== Segment start ==

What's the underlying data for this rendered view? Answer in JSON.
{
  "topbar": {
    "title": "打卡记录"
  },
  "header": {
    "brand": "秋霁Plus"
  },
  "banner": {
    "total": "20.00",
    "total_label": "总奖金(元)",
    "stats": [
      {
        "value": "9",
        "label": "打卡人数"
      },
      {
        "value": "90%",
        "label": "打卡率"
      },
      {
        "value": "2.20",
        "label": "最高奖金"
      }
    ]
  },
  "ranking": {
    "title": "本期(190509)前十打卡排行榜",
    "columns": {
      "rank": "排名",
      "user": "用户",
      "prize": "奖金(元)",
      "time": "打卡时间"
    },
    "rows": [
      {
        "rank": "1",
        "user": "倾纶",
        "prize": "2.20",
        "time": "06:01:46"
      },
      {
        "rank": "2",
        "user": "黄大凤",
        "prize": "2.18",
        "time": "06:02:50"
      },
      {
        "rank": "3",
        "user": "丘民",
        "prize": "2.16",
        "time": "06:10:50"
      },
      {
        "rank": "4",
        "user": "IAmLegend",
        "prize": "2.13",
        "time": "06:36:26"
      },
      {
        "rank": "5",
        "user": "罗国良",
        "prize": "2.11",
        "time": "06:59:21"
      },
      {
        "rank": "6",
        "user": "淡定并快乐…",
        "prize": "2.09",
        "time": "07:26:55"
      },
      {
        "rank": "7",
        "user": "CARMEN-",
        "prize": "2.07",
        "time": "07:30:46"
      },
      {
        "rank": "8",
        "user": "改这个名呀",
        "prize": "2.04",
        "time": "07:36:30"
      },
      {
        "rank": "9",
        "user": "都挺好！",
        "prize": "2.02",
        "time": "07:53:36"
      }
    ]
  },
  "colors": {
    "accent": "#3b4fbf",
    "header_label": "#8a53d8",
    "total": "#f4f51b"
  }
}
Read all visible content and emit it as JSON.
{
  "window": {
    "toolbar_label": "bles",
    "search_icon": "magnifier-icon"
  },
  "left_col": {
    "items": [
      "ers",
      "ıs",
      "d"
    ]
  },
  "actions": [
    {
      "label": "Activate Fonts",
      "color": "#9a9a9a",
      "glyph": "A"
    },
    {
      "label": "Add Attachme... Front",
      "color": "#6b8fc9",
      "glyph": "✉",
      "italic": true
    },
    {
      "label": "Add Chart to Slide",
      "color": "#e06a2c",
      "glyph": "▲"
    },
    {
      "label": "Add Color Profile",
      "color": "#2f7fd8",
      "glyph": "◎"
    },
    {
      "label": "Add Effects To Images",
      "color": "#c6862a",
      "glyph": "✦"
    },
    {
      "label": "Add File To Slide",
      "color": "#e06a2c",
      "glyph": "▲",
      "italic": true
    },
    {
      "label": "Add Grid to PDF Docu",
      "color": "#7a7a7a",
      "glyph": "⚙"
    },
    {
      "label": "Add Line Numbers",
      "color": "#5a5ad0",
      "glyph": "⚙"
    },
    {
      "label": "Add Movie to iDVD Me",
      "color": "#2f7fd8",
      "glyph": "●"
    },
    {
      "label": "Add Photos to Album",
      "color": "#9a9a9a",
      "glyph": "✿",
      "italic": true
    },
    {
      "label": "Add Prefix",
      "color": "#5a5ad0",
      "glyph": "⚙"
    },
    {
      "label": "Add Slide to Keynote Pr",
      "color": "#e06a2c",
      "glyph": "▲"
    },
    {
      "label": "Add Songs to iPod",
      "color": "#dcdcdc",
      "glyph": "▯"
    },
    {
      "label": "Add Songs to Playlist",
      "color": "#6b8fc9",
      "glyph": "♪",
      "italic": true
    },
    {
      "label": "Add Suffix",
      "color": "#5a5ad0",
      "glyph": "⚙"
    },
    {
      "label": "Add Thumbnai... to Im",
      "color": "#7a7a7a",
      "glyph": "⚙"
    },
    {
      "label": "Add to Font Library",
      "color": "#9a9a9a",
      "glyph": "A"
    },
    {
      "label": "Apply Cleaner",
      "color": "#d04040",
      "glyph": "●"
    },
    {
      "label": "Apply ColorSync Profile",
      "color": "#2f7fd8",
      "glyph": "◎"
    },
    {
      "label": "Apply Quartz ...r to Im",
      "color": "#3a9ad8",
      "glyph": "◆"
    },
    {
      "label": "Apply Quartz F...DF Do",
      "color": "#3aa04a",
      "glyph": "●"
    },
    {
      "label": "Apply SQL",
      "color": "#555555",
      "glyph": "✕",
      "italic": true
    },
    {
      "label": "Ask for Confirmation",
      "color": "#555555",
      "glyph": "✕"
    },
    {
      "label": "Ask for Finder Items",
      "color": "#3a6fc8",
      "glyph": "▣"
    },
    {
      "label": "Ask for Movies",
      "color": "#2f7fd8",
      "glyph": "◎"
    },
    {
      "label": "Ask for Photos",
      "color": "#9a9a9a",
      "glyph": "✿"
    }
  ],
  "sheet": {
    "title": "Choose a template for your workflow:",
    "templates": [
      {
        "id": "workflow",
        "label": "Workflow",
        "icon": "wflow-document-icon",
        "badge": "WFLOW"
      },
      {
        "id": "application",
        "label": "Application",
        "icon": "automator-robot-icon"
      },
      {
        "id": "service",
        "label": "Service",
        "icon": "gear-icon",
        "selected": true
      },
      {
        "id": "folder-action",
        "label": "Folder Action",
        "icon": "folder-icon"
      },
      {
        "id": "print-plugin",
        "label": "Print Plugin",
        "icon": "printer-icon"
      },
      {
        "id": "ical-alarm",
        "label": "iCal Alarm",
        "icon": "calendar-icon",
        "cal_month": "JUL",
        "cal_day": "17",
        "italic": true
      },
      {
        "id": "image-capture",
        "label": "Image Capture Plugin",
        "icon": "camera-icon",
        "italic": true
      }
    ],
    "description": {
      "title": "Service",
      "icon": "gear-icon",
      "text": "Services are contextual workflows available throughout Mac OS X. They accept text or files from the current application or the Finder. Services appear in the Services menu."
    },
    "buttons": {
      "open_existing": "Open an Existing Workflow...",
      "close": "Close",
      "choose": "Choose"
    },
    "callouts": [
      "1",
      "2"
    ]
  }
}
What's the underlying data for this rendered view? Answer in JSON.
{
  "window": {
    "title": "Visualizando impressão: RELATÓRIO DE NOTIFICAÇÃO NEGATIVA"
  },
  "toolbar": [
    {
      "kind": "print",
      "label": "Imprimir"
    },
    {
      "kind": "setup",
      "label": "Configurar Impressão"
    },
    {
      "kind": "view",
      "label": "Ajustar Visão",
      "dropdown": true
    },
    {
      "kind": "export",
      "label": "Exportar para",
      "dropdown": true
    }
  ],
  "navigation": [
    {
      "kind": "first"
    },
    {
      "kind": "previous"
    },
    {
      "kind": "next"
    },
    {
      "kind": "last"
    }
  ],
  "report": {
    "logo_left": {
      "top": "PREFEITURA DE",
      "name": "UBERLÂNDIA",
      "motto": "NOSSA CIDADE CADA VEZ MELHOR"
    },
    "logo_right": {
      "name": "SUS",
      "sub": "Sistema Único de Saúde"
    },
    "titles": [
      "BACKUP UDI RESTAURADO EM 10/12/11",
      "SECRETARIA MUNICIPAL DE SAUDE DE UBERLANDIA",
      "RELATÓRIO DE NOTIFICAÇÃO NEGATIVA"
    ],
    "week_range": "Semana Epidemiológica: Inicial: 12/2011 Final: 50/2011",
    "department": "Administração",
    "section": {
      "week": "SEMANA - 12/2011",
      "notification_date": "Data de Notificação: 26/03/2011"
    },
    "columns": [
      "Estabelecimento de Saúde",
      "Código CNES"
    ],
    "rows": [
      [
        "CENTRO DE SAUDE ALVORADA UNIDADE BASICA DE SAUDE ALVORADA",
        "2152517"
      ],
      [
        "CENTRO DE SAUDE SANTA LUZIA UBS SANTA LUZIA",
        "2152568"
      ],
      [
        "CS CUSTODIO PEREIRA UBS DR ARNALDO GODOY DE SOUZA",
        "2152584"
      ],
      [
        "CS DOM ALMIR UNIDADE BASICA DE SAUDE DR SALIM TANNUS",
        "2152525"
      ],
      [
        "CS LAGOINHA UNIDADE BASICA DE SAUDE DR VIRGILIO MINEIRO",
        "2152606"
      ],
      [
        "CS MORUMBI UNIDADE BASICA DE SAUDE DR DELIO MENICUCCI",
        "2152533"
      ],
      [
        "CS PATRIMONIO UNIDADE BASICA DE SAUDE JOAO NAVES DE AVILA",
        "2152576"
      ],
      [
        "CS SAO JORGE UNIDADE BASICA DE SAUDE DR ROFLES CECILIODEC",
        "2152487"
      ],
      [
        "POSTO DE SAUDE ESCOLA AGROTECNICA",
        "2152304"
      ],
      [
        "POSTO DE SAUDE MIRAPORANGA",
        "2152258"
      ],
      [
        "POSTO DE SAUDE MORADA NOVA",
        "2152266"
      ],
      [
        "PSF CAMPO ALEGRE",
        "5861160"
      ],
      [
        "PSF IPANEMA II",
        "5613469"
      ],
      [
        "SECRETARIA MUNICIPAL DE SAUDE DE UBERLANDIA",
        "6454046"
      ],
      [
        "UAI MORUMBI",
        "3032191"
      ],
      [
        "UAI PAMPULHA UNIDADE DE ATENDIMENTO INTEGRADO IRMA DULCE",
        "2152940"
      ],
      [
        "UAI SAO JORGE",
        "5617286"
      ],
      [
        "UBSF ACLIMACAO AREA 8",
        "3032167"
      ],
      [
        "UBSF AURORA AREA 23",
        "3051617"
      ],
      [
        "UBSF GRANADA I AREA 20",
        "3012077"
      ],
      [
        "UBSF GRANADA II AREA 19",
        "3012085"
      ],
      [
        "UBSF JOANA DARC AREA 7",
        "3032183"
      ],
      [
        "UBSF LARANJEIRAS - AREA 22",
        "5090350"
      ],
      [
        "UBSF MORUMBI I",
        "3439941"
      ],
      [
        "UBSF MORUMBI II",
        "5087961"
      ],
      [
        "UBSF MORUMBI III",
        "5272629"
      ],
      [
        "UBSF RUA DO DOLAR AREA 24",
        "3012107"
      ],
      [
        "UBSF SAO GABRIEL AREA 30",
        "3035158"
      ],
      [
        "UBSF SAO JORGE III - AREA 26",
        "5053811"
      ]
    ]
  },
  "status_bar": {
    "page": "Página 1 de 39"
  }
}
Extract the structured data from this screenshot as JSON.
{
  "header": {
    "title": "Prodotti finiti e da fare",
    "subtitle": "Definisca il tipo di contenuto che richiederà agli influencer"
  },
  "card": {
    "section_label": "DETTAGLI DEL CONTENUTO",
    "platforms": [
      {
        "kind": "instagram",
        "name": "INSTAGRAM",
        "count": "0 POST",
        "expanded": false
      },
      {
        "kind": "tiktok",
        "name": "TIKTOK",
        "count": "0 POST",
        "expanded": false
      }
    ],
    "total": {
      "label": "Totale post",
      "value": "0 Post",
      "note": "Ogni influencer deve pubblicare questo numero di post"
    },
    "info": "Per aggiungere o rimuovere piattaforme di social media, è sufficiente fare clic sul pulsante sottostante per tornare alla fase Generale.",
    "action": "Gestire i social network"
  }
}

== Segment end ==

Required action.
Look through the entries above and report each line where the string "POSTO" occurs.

Response below.
        "POSTO DE SAUDE ESCOLA AGROTECNICA",
        "POSTO DE SAUDE MIRAPORANGA",
        "POSTO DE SAUDE MORADA NOVA",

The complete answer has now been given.